Netflix Orders Marijuana Comedy Series Starring Kathy Bates
TV, making a 20 episode series order for the show that has the veteran skills of Chuck Lorre and David Javerbaum at the helm. Disjointed is a stoner comedy based around an L.A. cannabis dispensary. The excellent Kathy Bates will take the lead role as the store owner, managing a group of constantly high employees -undoubtedly the source for ensuing dope centrist humor. Deadline reports that Bates’ character is a long-time campaigner for marijuana legalization, who is taking advantage of the relaxed cannabis laws in California and achieving her ambitions by running a dispensary. This will not be the first time Lorre has acquired the notable talent of Bates for one of his projects; the Oscar-nominated actress earned an Emmy for her guest appearance on Two And A Half Men in 2012. Lorre has found previous success working on various sitcoms, writing several episodes of Roseanne in the early 1990s and cycling through various series before ending up at the helm of the hugely popular Big Bang Theory. Netflix has a growing collection of original sitcoms, such as Unbreakable Kimmy Schmidt and Grace And Frankie. The network’s open minded attitude towards traditionally controversial subject matter should make it a great fit for a weed orientated show, allowing Lorre more freedom to explore this potentially hilarious context than his usual home on CBS. It should be fun to see Bates take on a lead role in a sitcom and spread her comedic wings within this role as a marijuana matriarch. With Bates on board and the proven comedic expertise from its showrunners, this series has the potential to be something special.
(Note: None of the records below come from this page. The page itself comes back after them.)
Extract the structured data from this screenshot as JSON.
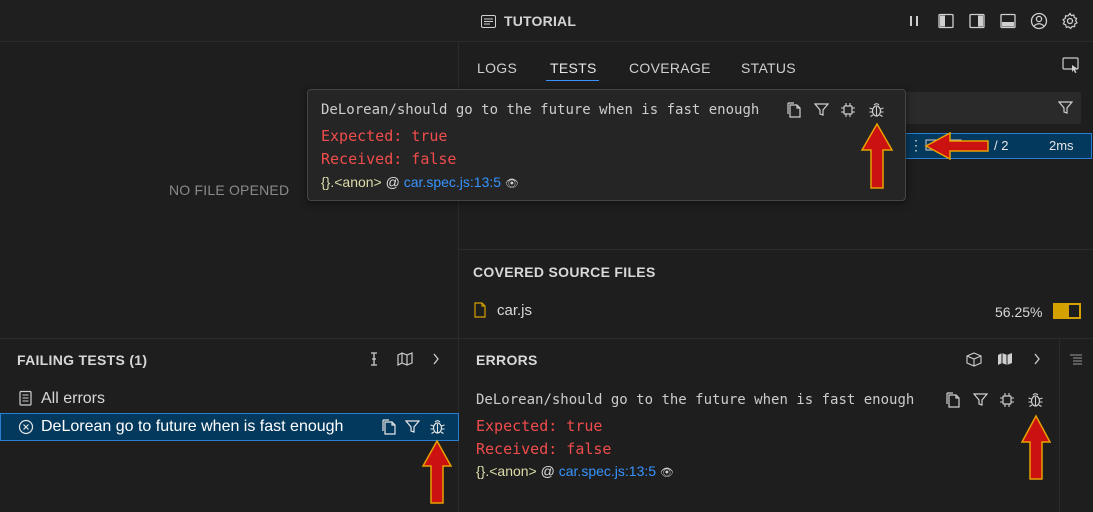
{
  "titlebar": {
    "title": "TUTORIAL"
  },
  "editor": {
    "empty_text": "NO FILE OPENED"
  },
  "tabs": [
    {
      "label": "LOGS"
    },
    {
      "label": "TESTS"
    },
    {
      "label": "COVERAGE"
    },
    {
      "label": "STATUS"
    }
  ],
  "test_row": {
    "count": "/ 2",
    "duration": "2ms"
  },
  "coverage": {
    "title": "COVERED SOURCE FILES",
    "files": [
      {
        "name": "car.js",
        "percent": "56.25%",
        "value": 0.5625
      }
    ]
  },
  "popup": {
    "suite": "DeLorean",
    "separator": "/",
    "test_name": "should go to the future when is fast enough",
    "expected": "Expected: true",
    "received": "Received: false",
    "frame": "{}.<anon>",
    "at": "@",
    "location": "car.spec.js:13:5"
  },
  "failing": {
    "title": "FAILING TESTS (1)",
    "all_errors": "All errors",
    "item": "DeLorean go to future when is fast enough"
  },
  "errors": {
    "title": "ERRORS",
    "suite": "DeLorean",
    "separator": "/",
    "test_name": "should go to the future when is fast enough",
    "expected": "Expected: true",
    "received": "Received: false",
    "frame": "{}.<anon>",
    "at": "@",
    "location": "car.spec.js:13:5"
  },
  "colors": {
    "accent": "#3794ff",
    "error": "#f14c4c",
    "selection": "#04395e",
    "coverage": "#d4a200",
    "arrow": "#cc1111"
  }
}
With luck, Lorre will be able to land some equally good talent to play the other regulars at Bates’ dispensary, and it will be interesting to see how the showrunner handles the move to a streaming platform like Netflix.
The Tragedy of Stoner Comedy
Fourteen states have effectively decriminalized possession of small amounts of marijuana, and on June 4 Mayor Bloomberg and the New York Police Department announced plans to follow suit in NYC. As marijuana goes mainstream, its media portrayal has likewise softened. In the film, marijuana transforms seemingly normal, upstanding American youth into maniacs similar to the opium fiends of earlier stereotypes. Drugs were everywhere: on the strip, where people dropped microtabs of acid and then painted themselves blue; in middle schools, where young pushers did the work of the Fagin-esque masterminds of the marijuana trade; and in middle-class homes, where the sharing of one joint led a young Don and Betty Draper-esque couple to neglect its newborn in a bathtub with a running faucet, where the tot ineluctably drowned. Their straggly long hair, stoner talk, and constant fiending for the demon weed established the stereotype that prevails, in various permutations, to this day. Of late, the stoner comedy has become more realistic. The movie blended stoner stereotypes and broad humor with blood, gore, and violence. More than likely, the stoner comedies of the future will continue to play up the humor while conveniently overlooking the tragedy at the heart of American marijuana prohibition. Whatever the case, there will be no stoner comedy that deals with the harm inflicted on a family when an adult male breadwinner is sent to state prison for what is essentially a victimless crime. Marijuana prohibition has been the gateway to an exponential expansion of the prison-industrial complex, but that’s a reality silver-screen fantasies will not touch. As with romantic comedies, which give us a skewed view of love, the stoner genre is riddled with distortions and misrepresentations-a bad trip worthy of the worst directors in Hollywood.
Stewart Richlin’s Long Strange Trip To Become a Weed Lawyer
On any given night, past security and down a long corridor emanating a skunky, aromatic haze, attorney Stewart Richlin can be found in the lounge of a cannabis speakeasy comedy club. The people who select themselves into the cannabis community are groovy people who have a nice aura around them. After studying at UCLA and Southwestern Law before becoming an attorney in 1986, Richlin quit his job in 1995 to become a yoga teacher. Without a break between kindergarten and law school, Richlin says he was beginning to feel burned out after taking the bar exam. Though he practiced law for a few years, yoga offered the kind of break he needed and re-inspired his law practice later on. In 2002, Richlin reopened his own law practice, focusing on the then-brand new medical marijuana industry, helping growers and dispensary owners comply with state regulations. Until the implementation of Assembly Bill 266, which requires growers, dispensaries, delivery services, manufacturers and others in the medical marijuana industry to obtain state and city licenses while forcing some to shut down by 2018, when it takes effect, California’s largely unregulated medical marijuana program gave Richlin an opportunity to apply what he learned from yoga to his law practice. L.A. County alone is home to the city of Los Angeles, 88 independent cities and county land, so there are 90 different sets of medical marijuana rules, he says. If the opportunity presents itself, Richlin will also try to make the jury laugh – a little comedy goes a long way in the courtroom, bringing the court and jury down to basic human interaction. It’s part of Richlin’s greater move back into comedy as he prepares for the next stage of his career, which involves writing a TV pilot about opening up a yoga studio.